ACTION ITEM —
Extract every line below that contains the word "data".

RECORDS FOR THIS EXERCISE —
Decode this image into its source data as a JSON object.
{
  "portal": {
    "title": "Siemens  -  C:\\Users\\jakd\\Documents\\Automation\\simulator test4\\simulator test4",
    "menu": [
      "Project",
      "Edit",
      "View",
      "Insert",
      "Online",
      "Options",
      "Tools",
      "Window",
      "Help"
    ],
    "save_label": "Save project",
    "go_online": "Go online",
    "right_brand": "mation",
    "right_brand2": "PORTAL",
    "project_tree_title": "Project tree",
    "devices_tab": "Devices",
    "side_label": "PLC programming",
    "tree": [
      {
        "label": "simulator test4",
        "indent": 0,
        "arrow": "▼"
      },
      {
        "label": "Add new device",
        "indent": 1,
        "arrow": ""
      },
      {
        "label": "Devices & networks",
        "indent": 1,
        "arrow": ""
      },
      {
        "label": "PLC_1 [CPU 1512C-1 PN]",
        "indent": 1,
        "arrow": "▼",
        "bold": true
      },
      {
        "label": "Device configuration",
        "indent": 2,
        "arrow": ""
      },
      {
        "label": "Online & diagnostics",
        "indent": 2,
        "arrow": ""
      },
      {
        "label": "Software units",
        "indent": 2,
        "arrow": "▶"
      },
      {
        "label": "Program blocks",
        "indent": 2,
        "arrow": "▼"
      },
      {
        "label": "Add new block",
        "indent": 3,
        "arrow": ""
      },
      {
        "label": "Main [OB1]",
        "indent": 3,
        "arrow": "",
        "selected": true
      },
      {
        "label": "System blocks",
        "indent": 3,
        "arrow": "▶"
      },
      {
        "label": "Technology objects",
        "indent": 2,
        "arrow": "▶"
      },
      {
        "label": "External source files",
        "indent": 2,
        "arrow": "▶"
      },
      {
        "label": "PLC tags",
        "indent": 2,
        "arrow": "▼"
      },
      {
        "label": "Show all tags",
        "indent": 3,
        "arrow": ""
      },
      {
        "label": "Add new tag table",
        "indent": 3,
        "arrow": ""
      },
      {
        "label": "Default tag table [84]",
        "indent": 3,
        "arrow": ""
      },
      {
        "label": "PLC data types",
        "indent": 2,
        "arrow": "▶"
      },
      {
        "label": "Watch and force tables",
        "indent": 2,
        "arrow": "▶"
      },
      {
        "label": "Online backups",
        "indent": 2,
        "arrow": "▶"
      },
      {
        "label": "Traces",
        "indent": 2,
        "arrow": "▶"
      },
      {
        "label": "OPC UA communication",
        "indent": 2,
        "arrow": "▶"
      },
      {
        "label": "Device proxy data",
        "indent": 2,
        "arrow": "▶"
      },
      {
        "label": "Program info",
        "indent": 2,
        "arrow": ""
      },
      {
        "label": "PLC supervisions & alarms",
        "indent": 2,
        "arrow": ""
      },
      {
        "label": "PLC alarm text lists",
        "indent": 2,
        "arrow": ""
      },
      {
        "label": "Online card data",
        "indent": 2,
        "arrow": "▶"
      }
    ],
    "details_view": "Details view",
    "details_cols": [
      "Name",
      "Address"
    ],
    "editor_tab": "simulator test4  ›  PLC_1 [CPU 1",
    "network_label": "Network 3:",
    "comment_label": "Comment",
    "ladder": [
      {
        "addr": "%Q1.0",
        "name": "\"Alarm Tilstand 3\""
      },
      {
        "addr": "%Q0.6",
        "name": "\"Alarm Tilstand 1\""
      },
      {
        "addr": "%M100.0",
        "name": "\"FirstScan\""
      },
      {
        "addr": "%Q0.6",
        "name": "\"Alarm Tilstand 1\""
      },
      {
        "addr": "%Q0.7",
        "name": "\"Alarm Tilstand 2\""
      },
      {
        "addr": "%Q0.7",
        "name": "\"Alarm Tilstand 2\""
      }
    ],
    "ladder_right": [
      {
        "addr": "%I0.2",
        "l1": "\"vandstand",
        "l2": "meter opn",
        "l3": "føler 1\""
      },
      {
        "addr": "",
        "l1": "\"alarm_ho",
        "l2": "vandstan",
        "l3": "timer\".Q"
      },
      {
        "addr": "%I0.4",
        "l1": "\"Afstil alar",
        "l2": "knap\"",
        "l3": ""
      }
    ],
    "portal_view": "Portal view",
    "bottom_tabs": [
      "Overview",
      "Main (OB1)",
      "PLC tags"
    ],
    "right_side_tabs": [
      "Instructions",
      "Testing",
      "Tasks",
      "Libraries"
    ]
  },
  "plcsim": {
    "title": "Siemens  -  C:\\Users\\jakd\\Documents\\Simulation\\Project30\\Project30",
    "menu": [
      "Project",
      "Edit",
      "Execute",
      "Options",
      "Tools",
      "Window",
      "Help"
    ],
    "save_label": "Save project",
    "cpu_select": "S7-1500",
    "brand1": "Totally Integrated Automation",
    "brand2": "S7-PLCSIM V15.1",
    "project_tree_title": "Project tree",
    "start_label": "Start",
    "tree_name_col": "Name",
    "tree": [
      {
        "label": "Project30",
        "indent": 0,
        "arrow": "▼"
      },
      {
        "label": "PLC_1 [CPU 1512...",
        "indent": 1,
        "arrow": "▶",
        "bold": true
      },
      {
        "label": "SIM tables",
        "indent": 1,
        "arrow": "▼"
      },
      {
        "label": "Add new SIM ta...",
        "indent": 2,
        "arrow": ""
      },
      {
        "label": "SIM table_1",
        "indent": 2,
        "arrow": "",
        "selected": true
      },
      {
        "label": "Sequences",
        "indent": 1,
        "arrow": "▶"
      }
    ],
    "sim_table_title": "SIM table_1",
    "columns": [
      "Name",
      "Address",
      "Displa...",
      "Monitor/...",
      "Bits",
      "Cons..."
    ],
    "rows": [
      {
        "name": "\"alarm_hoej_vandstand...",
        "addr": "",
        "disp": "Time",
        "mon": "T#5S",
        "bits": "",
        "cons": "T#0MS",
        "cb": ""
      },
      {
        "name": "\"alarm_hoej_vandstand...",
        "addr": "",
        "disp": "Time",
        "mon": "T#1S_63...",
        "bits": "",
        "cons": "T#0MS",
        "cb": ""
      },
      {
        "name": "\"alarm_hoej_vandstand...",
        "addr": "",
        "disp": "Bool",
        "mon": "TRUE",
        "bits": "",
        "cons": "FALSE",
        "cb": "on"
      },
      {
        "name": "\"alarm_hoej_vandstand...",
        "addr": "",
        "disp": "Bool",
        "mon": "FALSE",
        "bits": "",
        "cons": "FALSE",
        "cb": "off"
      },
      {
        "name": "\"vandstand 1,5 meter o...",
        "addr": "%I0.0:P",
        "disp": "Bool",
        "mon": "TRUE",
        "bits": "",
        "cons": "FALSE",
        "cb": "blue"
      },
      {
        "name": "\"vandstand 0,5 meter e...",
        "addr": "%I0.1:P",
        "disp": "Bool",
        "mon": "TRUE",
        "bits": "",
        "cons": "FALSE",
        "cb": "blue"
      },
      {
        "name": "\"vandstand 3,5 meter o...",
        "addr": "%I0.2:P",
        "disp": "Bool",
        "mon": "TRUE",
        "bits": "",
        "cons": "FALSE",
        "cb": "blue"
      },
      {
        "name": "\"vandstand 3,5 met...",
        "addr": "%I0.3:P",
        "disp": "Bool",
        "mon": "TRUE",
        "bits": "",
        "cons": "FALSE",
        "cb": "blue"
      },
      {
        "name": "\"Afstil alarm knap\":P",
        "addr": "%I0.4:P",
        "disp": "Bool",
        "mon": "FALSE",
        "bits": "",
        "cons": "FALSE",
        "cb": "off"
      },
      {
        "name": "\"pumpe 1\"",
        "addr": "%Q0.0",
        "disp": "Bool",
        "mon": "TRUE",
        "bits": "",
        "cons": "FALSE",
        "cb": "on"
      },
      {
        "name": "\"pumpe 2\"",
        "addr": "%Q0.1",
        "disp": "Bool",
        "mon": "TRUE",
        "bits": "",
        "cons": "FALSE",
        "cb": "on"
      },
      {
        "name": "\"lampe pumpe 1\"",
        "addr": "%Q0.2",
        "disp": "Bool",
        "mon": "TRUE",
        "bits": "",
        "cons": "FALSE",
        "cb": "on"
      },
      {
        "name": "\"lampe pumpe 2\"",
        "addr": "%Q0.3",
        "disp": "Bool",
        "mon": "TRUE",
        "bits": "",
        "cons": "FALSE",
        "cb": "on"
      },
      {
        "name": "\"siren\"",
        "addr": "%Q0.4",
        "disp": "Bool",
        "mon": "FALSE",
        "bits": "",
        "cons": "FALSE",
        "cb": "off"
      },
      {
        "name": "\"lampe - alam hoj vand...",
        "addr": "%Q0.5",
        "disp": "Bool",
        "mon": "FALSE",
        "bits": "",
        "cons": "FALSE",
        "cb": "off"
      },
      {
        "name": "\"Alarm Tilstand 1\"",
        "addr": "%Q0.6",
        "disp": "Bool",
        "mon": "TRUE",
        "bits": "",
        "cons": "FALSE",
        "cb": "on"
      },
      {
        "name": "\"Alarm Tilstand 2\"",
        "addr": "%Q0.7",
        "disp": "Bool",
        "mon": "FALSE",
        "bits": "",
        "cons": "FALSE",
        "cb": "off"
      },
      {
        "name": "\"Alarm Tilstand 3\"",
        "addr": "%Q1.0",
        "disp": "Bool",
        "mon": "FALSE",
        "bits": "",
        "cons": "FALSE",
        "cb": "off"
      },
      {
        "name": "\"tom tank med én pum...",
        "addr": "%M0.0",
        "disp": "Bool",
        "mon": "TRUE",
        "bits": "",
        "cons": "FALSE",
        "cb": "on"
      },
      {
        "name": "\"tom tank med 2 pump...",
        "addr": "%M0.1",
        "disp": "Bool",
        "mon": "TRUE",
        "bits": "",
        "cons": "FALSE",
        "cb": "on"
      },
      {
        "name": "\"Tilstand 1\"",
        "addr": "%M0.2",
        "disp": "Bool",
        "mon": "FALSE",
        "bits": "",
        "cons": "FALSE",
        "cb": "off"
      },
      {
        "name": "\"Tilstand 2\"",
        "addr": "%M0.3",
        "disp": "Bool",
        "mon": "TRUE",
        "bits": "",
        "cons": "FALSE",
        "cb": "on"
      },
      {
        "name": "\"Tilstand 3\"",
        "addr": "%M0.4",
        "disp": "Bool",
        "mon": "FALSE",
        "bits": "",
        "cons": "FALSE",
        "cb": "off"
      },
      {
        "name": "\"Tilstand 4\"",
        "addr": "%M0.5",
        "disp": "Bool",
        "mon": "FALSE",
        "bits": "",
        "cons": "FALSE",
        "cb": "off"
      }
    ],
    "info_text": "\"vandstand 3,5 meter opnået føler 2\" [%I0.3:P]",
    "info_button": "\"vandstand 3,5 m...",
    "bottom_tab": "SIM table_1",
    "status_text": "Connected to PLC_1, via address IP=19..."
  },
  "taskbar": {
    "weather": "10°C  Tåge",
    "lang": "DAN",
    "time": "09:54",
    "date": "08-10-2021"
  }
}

SOLUTION —
Decode this image into its source data as a JSON object.
        "label": "PLC data types",
        "label": "Device proxy data",
        "label": "Online card data",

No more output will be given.